◆ **THE PROBLEM**: The expected answer is the data below, printed verbatim without its pictures.

◆ **RECORDS SHOWN**:
<<<<
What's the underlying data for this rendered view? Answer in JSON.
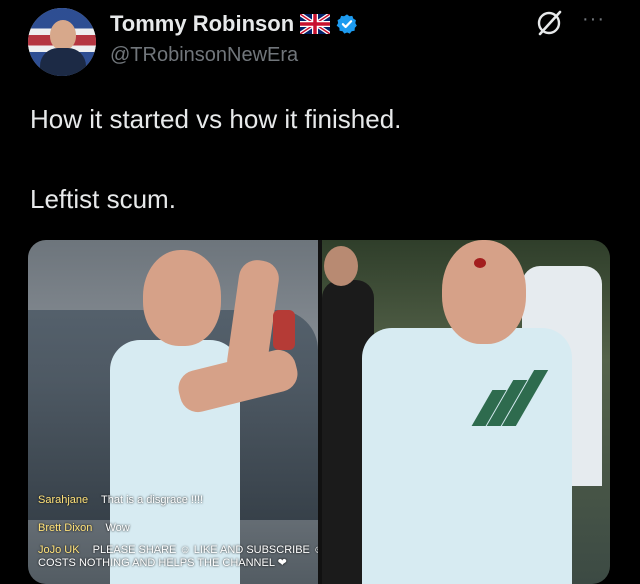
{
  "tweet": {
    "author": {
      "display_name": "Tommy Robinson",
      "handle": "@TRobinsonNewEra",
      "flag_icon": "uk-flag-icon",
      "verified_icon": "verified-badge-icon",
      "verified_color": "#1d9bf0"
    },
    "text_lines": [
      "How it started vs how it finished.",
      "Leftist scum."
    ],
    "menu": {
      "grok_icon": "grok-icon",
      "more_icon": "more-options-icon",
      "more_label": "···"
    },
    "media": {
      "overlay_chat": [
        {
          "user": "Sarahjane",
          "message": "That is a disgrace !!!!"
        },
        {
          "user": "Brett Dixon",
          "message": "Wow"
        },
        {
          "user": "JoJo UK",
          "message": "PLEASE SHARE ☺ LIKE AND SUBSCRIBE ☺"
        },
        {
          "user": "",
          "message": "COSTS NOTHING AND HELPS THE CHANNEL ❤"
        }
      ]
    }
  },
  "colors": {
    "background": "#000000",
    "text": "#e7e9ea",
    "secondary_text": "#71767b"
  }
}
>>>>
◆ **FINAL ANSWER**:
What's the underlying data for this rendered view? Answer in JSON.
{
  "tweet": {
    "author": {
      "display_name": "Tommy Robinson",
      "handle": "@TRobinsonNewEra",
      "flag_icon": "uk-flag-icon",
      "verified_icon": "verified-badge-icon",
      "verified_color": "#1d9bf0"
    },
    "text_lines": [
      "How it started vs how it finished.",
      "Leftist scum."
    ],
    "menu": {
      "grok_icon": "grok-icon",
      "more_icon": "more-options-icon",
      "more_label": "···"
    },
    "media": {
      "overlay_chat": [
        {
          "user": "Sarahjane",
          "message": "That is a disgrace !!!!"
        },
        {
          "user": "Brett Dixon",
          "message": "Wow"
        },
        {
          "user": "JoJo UK",
          "message": "PLEASE SHARE ☺ LIKE AND SUBSCRIBE ☺"
        },
        {
          "user": "",
          "message": "COSTS NOTHING AND HELPS THE CHANNEL ❤"
        }
      ]
    }
  },
  "colors": {
    "background": "#000000",
    "text": "#e7e9ea",
    "secondary_text": "#71767b"
  }
}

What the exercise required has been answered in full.